Again, if you already have IBM Power servers, then you can consolidate and migrate your workloads, then simply cloud-enable them. But if you don’t have Power Systems, I urge you to learn what cloud on Power Systems can do for you and your business.
What kind of services are you are running or expecting to run in your cloud? Where are these workloads running right now?
I am sure you are well aware that everyone is moving their workloads to the cloud and not all workloads are meant to run in the same compute platform. Different workloads are optimized to run on different systems. By system, I am referring not only to the software stack, but also to the hardware—the processor or engine it runs on. The typical processors that run cloud workloads are x86, POWER and System z.
Here are a few reasons you should consider running some of your workloads on Power Systems:
• It is an economical, secure, flexible and open platform
• It provides the ultimate systems for compute-intensive workloads
• Power Systems are designed to be massively multithreaded, with up to eight threads per core compared to x86’s two threads per core
• A Java Virtual Machine is specifically optimized for Power Systems

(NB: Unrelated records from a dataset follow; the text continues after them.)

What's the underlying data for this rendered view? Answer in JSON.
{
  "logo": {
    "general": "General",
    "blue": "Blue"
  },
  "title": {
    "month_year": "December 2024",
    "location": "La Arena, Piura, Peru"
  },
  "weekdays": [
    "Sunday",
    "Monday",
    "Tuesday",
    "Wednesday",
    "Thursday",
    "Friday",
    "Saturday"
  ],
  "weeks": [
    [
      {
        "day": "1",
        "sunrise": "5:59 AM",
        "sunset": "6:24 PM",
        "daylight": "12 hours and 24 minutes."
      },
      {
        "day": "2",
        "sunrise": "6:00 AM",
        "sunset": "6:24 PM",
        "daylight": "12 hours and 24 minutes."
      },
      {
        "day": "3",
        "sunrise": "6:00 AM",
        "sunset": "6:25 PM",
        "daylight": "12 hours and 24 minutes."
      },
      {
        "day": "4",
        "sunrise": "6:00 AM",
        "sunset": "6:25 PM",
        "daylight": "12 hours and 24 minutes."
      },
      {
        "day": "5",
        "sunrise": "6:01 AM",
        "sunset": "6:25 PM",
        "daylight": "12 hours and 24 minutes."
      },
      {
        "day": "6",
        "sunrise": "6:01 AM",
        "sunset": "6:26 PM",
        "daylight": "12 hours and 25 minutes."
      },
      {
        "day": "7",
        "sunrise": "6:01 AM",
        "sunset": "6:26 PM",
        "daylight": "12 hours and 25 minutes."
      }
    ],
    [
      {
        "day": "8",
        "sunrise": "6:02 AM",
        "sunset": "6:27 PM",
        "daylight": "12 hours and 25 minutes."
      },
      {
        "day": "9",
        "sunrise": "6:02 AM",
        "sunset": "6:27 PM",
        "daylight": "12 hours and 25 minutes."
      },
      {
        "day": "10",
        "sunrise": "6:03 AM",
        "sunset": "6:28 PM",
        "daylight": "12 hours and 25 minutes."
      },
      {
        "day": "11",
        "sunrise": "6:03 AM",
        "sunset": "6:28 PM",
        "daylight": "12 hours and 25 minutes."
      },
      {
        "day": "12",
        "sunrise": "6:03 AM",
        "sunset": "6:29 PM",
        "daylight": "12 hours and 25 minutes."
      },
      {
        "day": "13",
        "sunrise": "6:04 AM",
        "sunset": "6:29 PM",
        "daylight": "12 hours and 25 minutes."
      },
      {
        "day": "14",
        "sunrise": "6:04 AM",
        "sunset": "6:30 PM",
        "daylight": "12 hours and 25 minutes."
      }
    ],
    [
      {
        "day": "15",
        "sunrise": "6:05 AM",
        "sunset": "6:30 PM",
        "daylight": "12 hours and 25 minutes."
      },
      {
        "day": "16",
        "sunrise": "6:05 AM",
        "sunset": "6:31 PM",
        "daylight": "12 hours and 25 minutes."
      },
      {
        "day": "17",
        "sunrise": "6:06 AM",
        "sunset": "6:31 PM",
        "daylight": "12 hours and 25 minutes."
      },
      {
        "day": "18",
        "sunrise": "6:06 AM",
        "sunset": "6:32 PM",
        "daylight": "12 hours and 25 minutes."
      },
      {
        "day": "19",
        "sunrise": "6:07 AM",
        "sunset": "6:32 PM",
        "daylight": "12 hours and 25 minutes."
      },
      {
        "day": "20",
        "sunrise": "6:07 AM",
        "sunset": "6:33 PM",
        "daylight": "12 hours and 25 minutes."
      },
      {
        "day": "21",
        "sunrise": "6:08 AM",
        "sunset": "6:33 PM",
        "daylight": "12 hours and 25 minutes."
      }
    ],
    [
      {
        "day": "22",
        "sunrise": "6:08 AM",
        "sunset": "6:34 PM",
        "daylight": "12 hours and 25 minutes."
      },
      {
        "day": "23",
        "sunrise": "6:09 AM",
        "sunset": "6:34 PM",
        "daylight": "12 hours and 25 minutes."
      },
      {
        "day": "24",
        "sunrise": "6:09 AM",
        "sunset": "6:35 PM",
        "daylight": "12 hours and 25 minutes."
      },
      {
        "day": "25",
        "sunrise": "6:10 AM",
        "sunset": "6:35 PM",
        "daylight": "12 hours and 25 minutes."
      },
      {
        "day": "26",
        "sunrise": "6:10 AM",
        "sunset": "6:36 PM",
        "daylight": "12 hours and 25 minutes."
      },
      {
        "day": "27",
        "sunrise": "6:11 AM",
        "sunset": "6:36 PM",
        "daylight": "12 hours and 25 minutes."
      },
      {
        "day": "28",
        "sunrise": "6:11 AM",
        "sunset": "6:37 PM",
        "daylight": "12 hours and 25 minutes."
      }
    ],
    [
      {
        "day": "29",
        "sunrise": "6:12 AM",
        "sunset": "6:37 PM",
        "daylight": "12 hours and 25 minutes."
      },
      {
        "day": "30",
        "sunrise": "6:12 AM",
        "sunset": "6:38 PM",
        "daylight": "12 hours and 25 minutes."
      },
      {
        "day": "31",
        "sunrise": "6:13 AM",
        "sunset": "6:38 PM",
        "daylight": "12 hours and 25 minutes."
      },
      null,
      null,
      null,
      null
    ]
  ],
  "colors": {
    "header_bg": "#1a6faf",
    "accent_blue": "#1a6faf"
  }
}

• High performing solution stacks are available on Power Systems
And it is only getting better with Power8.
So read up on it and think about adding Power Systems to your cloud or adding cloud to your Power Systems.
I would love to hear your point of view. Please share your experience with Power Systems here or on Twitter @faidun.